BEGIN TASK DATA
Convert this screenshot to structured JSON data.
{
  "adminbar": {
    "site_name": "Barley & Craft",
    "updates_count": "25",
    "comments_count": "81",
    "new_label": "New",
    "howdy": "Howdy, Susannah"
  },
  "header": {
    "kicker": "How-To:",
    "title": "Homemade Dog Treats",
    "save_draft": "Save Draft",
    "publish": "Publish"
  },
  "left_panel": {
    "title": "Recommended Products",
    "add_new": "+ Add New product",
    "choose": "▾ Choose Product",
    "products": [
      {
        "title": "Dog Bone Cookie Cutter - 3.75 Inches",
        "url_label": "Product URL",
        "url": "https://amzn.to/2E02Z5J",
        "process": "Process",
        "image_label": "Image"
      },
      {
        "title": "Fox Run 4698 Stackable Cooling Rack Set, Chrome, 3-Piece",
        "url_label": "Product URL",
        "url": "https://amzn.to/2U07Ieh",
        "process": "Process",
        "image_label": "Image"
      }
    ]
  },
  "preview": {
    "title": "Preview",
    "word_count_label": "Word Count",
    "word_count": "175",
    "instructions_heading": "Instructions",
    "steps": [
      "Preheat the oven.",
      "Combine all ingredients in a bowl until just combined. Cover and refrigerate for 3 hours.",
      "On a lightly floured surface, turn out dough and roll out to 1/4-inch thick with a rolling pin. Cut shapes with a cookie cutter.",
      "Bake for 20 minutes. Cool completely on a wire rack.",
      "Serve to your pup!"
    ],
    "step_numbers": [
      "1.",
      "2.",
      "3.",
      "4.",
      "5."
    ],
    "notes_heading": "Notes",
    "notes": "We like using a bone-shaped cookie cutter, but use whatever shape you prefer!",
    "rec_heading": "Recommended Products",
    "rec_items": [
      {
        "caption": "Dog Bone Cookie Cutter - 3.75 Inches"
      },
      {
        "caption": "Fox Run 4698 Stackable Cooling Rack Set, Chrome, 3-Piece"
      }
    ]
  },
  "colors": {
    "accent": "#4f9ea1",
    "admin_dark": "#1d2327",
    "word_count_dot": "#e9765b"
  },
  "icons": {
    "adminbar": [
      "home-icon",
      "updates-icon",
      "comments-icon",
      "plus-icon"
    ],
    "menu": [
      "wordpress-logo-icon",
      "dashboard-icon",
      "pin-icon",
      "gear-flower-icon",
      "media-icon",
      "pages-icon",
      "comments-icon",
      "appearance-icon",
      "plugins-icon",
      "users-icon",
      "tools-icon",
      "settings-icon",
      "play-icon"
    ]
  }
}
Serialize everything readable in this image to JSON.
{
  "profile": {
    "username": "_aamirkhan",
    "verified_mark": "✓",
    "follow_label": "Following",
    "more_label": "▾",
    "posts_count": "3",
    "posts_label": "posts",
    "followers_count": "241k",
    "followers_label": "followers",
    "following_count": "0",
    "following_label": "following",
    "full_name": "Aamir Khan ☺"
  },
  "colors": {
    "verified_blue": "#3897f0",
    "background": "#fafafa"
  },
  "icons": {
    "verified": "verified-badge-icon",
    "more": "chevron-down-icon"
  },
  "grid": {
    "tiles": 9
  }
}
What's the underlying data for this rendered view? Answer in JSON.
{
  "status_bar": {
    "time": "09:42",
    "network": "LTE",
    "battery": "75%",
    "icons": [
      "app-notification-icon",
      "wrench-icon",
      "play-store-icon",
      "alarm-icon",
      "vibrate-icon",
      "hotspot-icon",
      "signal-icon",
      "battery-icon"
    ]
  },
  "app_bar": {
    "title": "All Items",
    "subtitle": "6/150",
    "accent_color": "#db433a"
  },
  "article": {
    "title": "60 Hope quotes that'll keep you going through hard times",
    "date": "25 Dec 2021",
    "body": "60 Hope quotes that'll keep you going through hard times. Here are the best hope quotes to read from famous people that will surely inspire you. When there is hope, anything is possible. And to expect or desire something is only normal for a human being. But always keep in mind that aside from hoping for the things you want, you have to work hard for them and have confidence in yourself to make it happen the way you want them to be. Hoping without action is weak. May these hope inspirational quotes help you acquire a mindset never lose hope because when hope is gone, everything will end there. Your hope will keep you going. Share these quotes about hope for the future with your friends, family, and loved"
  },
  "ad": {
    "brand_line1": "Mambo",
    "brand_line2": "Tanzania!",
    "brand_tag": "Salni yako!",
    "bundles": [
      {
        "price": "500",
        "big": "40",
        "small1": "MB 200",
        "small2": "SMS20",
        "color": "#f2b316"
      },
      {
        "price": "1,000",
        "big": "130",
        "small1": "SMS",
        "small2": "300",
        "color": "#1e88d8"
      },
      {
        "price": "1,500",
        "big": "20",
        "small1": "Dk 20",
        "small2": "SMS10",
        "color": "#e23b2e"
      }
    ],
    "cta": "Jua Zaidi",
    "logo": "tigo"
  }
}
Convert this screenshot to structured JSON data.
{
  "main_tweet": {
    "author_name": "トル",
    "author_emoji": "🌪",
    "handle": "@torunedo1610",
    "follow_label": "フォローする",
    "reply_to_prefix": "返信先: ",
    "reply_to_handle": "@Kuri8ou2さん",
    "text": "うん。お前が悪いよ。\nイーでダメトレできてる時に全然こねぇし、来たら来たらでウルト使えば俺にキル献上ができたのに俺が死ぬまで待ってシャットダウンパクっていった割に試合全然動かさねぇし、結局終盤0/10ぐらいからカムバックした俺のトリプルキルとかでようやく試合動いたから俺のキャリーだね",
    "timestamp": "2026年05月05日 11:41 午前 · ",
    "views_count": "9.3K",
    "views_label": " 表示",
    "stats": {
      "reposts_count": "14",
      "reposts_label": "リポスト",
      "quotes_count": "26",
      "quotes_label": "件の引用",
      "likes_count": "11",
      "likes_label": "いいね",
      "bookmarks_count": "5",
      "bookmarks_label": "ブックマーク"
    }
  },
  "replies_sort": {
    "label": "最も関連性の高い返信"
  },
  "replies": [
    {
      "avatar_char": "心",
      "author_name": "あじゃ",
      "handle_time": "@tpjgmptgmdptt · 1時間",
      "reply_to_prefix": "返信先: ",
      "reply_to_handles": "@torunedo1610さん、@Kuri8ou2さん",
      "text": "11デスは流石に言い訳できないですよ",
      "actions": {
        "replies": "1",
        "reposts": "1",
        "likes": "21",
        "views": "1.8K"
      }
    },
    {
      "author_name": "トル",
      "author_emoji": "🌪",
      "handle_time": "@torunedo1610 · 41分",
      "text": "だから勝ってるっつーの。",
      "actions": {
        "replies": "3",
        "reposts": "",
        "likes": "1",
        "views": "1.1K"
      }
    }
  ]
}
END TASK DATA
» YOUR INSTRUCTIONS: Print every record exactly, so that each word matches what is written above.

» RESPONSE TO THIS TASK:
Convert this screenshot to structured JSON data.
{
  "adminbar": {
    "site_name": "Barley & Craft",
    "updates_count": "25",
    "comments_count": "81",
    "new_label": "New",
    "howdy": "Howdy, Susannah"
  },
  "header": {
    "kicker": "How-To:",
    "title": "Homemade Dog Treats",
    "save_draft": "Save Draft",
    "publish": "Publish"
  },
  "left_panel": {
    "title": "Recommended Products",
    "add_new": "+ Add New product",
    "choose": "▾ Choose Product",
    "products": [
      {
        "title": "Dog Bone Cookie Cutter - 3.75 Inches",
        "url_label": "Product URL",
        "url": "https://amzn.to/2E02Z5J",
        "process": "Process",
        "image_label": "Image"
      },
      {
        "title": "Fox Run 4698 Stackable Cooling Rack Set, Chrome, 3-Piece",
        "url_label": "Product URL",
        "url": "https://amzn.to/2U07Ieh",
        "process": "Process",
        "image_label": "Image"
      }
    ]
  },
  "preview": {
    "title": "Preview",
    "word_count_label": "Word Count",
    "word_count": "175",
    "instructions_heading": "Instructions",
    "steps": [
      "Preheat the oven.",
      "Combine all ingredients in a bowl until just combined. Cover and refrigerate for 3 hours.",
      "On a lightly floured surface, turn out dough and roll out to 1/4-inch thick with a rolling pin. Cut shapes with a cookie cutter.",
      "Bake for 20 minutes. Cool completely on a wire rack.",
      "Serve to your pup!"
    ],
    "step_numbers": [
      "1.",
      "2.",
      "3.",
      "4.",
      "5."
    ],
    "notes_heading": "Notes",
    "notes": "We like using a bone-shaped cookie cutter, but use whatever shape you prefer!",
    "rec_heading": "Recommended Products",
    "rec_items": [
      {
        "caption": "Dog Bone Cookie Cutter - 3.75 Inches"
      },
      {
        "caption": "Fox Run 4698 Stackable Cooling Rack Set, Chrome, 3-Piece"
      }
    ]
  },
  "colors": {
    "accent": "#4f9ea1",
    "admin_dark": "#1d2327",
    "word_count_dot": "#e9765b"
  },
  "icons": {
    "adminbar": [
      "home-icon",
      "updates-icon",
      "comments-icon",
      "plus-icon"
    ],
    "menu": [
      "wordpress-logo-icon",
      "dashboard-icon",
      "pin-icon",
      "gear-flower-icon",
      "media-icon",
      "pages-icon",
      "comments-icon",
      "appearance-icon",
      "plugins-icon",
      "users-icon",
      "tools-icon",
      "settings-icon",
      "play-icon"
    ]
  }
}
Serialize everything readable in this image to JSON.
{
  "profile": {
    "username": "_aamirkhan",
    "verified_mark": "✓",
    "follow_label": "Following",
    "more_label": "▾",
    "posts_count": "3",
    "posts_label": "posts",
    "followers_count": "241k",
    "followers_label": "followers",
    "following_count": "0",
    "following_label": "following",
    "full_name": "Aamir Khan ☺"
  },
  "colors": {
    "verified_blue": "#3897f0",
    "background": "#fafafa"
  },
  "icons": {
    "verified": "verified-badge-icon",
    "more": "chevron-down-icon"
  },
  "grid": {
    "tiles": 9
  }
}
What's the underlying data for this rendered view? Answer in JSON.
{
  "status_bar": {
    "time": "09:42",
    "network": "LTE",
    "battery": "75%",
    "icons": [
      "app-notification-icon",
      "wrench-icon",
      "play-store-icon",
      "alarm-icon",
      "vibrate-icon",
      "hotspot-icon",
      "signal-icon",
      "battery-icon"
    ]
  },
  "app_bar": {
    "title": "All Items",
    "subtitle": "6/150",
    "accent_color": "#db433a"
  },
  "article": {
    "title": "60 Hope quotes that'll keep you going through hard times",
    "date": "25 Dec 2021",
    "body": "60 Hope quotes that'll keep you going through hard times. Here are the best hope quotes to read from famous people that will surely inspire you. When there is hope, anything is possible. And to expect or desire something is only normal for a human being. But always keep in mind that aside from hoping for the things you want, you have to work hard for them and have confidence in yourself to make it happen the way you want them to be. Hoping without action is weak. May these hope inspirational quotes help you acquire a mindset never lose hope because when hope is gone, everything will end there. Your hope will keep you going. Share these quotes about hope for the future with your friends, family, and loved"
  },
  "ad": {
    "brand_line1": "Mambo",
    "brand_line2": "Tanzania!",
    "brand_tag": "Salni yako!",
    "bundles": [
      {
        "price": "500",
        "big": "40",
        "small1": "MB 200",
        "small2": "SMS20",
        "color": "#f2b316"
      },
      {
        "price": "1,000",
        "big": "130",
        "small1": "SMS",
        "small2": "300",
        "color": "#1e88d8"
      },
      {
        "price": "1,500",
        "big": "20",
        "small1": "Dk 20",
        "small2": "SMS10",
        "color": "#e23b2e"
      }
    ],
    "cta": "Jua Zaidi",
    "logo": "tigo"
  }
}
Convert this screenshot to structured JSON data.
{
  "main_tweet": {
    "author_name": "トル",
    "author_emoji": "🌪",
    "handle": "@torunedo1610",
    "follow_label": "フォローする",
    "reply_to_prefix": "返信先: ",
    "reply_to_handle": "@Kuri8ou2さん",
    "text": "うん。お前が悪いよ。\nイーでダメトレできてる時に全然こねぇし、来たら来たらでウルト使えば俺にキル献上ができたのに俺が死ぬまで待ってシャットダウンパクっていった割に試合全然動かさねぇし、結局終盤0/10ぐらいからカムバックした俺のトリプルキルとかでようやく試合動いたから俺のキャリーだね",
    "timestamp": "2026年05月05日 11:41 午前 · ",
    "views_count": "9.3K",
    "views_label": " 表示",
    "stats": {
      "reposts_count": "14",
      "reposts_label": "リポスト",
      "quotes_count": "26",
      "quotes_label": "件の引用",
      "likes_count": "11",
      "likes_label": "いいね",
      "bookmarks_count": "5",
      "bookmarks_label": "ブックマーク"
    }
  },
  "replies_sort": {
    "label": "最も関連性の高い返信"
  },
  "replies": [
    {
      "avatar_char": "心",
      "author_name": "あじゃ",
      "handle_time": "@tpjgmptgmdptt · 1時間",
      "reply_to_prefix": "返信先: ",
      "reply_to_handles": "@torunedo1610さん、@Kuri8ou2さん",
      "text": "11デスは流石に言い訳できないですよ",
      "actions": {
        "replies": "1",
        "reposts": "1",
        "likes": "21",
        "views": "1.8K"
      }
    },
    {
      "author_name": "トル",
      "author_emoji": "🌪",
      "handle_time": "@torunedo1610 · 41分",
      "text": "だから勝ってるっつーの。",
      "actions": {
        "replies": "3",
        "reposts": "",
        "likes": "1",
        "views": "1.1K"
      }
    }
  ]
}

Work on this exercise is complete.